Using Models and AI in Consumer Lending

Practus LawLegal Insights

computer code model artificial intelligence

Authored By Andrea Shaw, Practus, LLP Partner

computer code model artificial intelligence

November 30, 2020 the Consumer Financial Protection Bureau (“CFPB”) issued its most recent No-Action Letter (“Letter”) pursuant to its No-Action Letters Policy.  Since announcing this policy in September of 2019 it has issued a handful of Letters under its innovation policies stating it will not take an enforcement action for the specified activities.   This most recent Letter focuses on the use of models and artificial intelligence (“AI”) for making underwriting and pricing decisions for closed end, unsecured, consumer lending.  

The Letter recipient (“Recipient”) requested the Letter due to uncertainty regarding the application of certain provisions of the Equal Credit Opportunity Act (and its implementing regulation, Reg B) to its AI model, which it uses to set the maximum loan amount and interest rate of applicants that meet the initial eligibility assessment.  The application provides detailed information on the Recipient’s use of models and AI in its processes.  You may view the application here.

The Letter sets forth a number of conditions that the Recipient must continue to meet to stay within the confines of the Letter.  Although this Letter is not binding on other financial institutions, financial institutions and their vendors using models and/or AI should use this Letter, specifically the conditions it contains, to help inform their own model governance practices beyond the regulatory requirements that are already in existence.  

The CFPB requires the Recipient to implement their Model Risk Assessment Plan (“MRAP”).  Unfortunately, the Recipient’s MRAP is not provided as an attachment to the Letter as it contains confidential information.  However, the CFPB stated some of the requirements in the MRAP within the Letter.

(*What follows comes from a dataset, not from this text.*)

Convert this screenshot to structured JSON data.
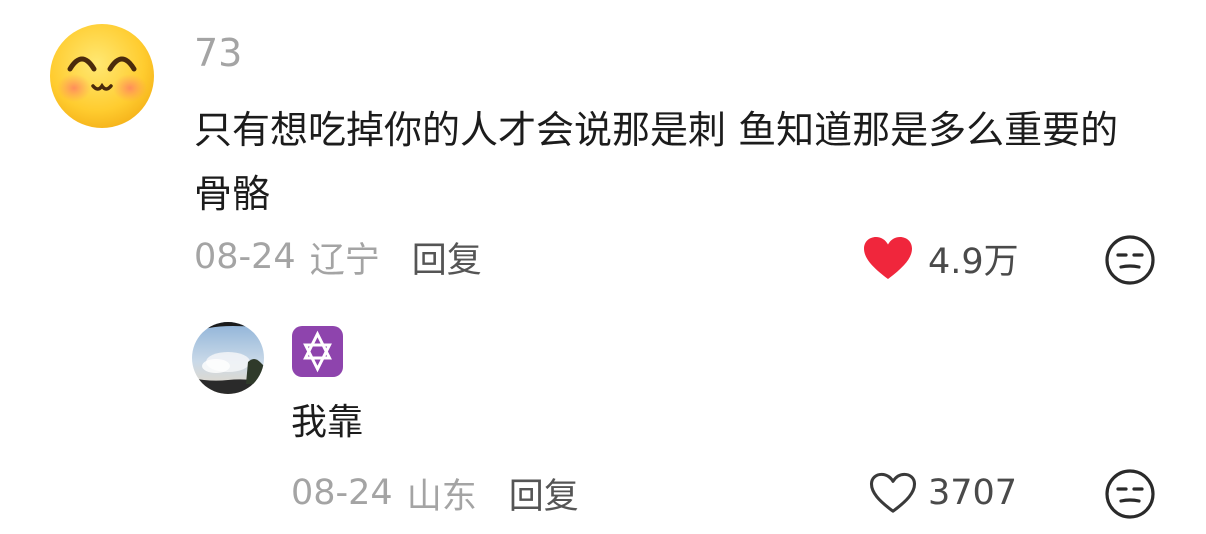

This condition highlights the importance of financial institutions assessing the risk associated with whatever AI models the financial institutions wish to use.  Conducting risk assessments is not a new concept for financial institutions as they have been a long-standing regulatory requirement (not to mention being a prudent business model).  This requirement simply reinforces that risk assessments apply to models and AI too. 

The MRAP requires the Recipient to:

  1. Notify the CFPB of any significant changes to the model prior to implementation.
  2. Test the model and/or variables or groups of variables on a periodic basis for adverse impact and predictive accuracy and provide the results to the CFPB.
  3. Provide the CFPB with access to the software code that they are using to implement the MRAP.  This shows the importance of financial institutions understanding how their own  risk assessment processes works.  It is insufficient to simply complete the risk assessment.
  4. It is not clear in the Letter whether the Recipient has their own in-house MRAP or if they use a vendor.  I doubt the answer to that question would change the CFPB’s position.  As such, financial institutions that use a vendor to provide their MRAP should consider including a provision in the vendor contract that the vendor is obligated to help the financial institution understand how the risk assessment operates and to share the underlying code with the financial institution and/or their regulators upon request.  Financial institutions should ascertain how much information on how the risk assessment makes decisions/recommendations the vendor is willing to provide prior to engaging the vendor.  The age-old adage “its proprietary and confidential” is not going to be sufficient.
  5. Periodically provide the CFPB with model documentation such as a technical report detailing what data is in the model and performance monitoring that specifically speaks to how the Recipient’s customer population and model performance changes over time.  It is not enough to look at how the model is currently functioning.  Financial institutions must analyze the changes over time.  Although not directly stated, financial institutions need to react to those changes, especially if they are negative changes.  This requirement is reminiscent of the expectations surrounding consumer complaints.
  6. Monitor for fair lending concerns as well as access-to-credit testing.

In summary, this Letter provides a nice reminder of the level of scrutiny the CFPB is going to give to models and the use of AI and highlights the continued importance of risk assessments within financial institutions.  

About Andrea Shaw

attorney andrea j. shawPractus Attorney Andrea Shaw  specializes in Financial Services Law.  She has extensive knowledge in consumer finance, bank regulation, and privacy law with more than 15 years advising both state and federally chartered banks.

Andrea has a deep understanding of the unique challenges clients face, and guides them through the process with clear communication and focus. As a regulator and counsel, Andrea has a passion for helping clients solve their most complex problems.

 

Attorney Phone Email
Andrea Shaw (207) 512-2683 Andrea.Shaw@Practus.com

Practus, LLP provides this information as a service to clients and others for educational purposes only. It should not be construed or relied on as legal advice or to create an attorney-client relationship. Readers should not act upon this information without seeking advice from professional advisers.